One local school district is considering handing out condom's to high schoolers.
The Rochester School District has already started handing out condoms -- students there can get up to 10 a day for free.
Now Buffalo Public Schools are considering starting a similar program for high schoolers.
In a study released last September, more than half of Buffalo High Schoolers admitted to having sex.
Buffalo has a high teen pregnancy and STD rate. One zip code had more than 600 pregnant teenagers between 2008 and 2010.
The Buffalo Public High School Associate Superintendent calls Rochester's decision to hand out condoms "courageous." He says that is a possibility here in Buffalo.
Dr. Will Keresztes says "It's not enough just to provide access to contraception. We need to deliver high quality education as well and we need to experts to help guide us."
The Buffalo Common Council President says while something needs to be done, he is not sure handing out condoms inside school is the best idea.
Richard Fontana says "I think that sends the wrong message within the learning environment, I think if they work with community partners there maybe a way to go.
Keresztes says while they are not partnered with organizations right now, that is what teenagers rely on, and it is not working.
If Buffalo schools develop a plan to hand out condoms, Keresztes says the district would talk to families.
In Rochester, parents have the ability to sign an opt-out form, removing students from the program.
The Erie County Department of Health emphasizes that research shows if teens feel like they can talk to parents about these issues, they are less likely to contract an STD or get pregnant.
Viewers have been voicing their opinions online.
Duane writes "by handing out condoms, they are just encouraging the students to have sex."
Matthew says "kids are going to have sex no matter what. Why not give them condoms so that way they can be safe, and not end up with a child when most of them are still children themselves."

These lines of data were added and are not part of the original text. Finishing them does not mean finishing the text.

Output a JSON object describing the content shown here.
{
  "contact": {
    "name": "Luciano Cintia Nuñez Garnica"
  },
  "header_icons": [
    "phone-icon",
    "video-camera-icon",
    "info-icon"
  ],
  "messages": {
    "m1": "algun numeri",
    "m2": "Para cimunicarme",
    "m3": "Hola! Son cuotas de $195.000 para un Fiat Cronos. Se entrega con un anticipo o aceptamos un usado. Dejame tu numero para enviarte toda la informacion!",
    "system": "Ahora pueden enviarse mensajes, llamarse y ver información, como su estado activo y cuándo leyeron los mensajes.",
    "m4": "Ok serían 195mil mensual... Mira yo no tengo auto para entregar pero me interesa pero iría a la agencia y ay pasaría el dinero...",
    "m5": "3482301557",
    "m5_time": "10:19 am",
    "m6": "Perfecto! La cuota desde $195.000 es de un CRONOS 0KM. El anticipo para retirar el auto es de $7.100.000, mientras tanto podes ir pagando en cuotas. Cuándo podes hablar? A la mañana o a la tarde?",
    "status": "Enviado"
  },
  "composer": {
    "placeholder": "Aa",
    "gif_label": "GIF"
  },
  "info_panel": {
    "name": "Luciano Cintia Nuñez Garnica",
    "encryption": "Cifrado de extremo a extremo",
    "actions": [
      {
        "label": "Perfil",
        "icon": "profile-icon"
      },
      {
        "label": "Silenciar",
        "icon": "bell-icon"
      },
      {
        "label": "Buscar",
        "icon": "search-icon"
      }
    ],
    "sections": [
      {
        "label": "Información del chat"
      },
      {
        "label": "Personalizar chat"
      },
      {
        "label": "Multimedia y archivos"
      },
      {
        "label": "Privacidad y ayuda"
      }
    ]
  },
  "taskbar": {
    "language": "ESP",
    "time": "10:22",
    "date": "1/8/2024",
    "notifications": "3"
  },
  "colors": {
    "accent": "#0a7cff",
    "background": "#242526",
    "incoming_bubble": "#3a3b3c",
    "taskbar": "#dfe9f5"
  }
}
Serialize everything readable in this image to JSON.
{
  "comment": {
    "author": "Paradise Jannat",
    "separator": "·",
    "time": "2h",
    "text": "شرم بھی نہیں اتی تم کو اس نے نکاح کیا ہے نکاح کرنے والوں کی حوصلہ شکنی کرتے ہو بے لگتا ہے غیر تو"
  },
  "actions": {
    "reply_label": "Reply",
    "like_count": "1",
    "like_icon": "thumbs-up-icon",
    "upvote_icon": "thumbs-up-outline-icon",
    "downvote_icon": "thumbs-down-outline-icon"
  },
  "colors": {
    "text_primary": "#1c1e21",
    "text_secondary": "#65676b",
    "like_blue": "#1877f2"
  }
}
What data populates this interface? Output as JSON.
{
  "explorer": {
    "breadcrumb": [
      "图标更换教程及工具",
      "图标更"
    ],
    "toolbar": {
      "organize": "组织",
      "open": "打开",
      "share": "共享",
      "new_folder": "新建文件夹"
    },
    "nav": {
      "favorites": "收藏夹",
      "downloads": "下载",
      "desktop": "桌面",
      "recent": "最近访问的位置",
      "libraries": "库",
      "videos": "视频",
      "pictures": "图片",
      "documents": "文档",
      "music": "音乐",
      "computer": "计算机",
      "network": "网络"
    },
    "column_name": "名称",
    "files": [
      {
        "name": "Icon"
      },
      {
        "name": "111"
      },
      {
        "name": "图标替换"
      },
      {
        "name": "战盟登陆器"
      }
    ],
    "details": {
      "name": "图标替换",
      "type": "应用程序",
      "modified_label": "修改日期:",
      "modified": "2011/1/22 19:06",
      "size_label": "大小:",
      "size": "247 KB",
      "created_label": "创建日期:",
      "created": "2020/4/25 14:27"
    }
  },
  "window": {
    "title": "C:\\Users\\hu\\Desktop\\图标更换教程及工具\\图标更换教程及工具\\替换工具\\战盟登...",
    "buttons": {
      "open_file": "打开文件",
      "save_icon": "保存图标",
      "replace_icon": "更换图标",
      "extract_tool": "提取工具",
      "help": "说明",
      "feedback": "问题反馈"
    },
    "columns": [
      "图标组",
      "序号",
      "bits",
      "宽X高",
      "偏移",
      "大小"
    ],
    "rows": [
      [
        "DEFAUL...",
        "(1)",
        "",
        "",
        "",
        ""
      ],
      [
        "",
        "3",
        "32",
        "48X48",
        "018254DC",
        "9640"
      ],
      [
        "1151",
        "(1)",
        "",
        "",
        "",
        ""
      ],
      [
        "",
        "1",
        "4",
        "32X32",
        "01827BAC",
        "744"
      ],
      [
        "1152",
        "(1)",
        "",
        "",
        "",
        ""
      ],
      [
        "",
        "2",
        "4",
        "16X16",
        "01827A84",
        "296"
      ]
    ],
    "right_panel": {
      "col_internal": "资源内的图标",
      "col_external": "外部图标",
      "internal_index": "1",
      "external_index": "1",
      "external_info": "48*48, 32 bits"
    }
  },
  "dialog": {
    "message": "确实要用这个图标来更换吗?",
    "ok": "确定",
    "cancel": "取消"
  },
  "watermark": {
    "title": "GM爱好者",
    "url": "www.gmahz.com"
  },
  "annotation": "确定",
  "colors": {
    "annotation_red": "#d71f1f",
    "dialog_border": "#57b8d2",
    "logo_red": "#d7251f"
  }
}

Dane wrote "schools should probably be passing out more books, pencils and calculators, instead of condoms."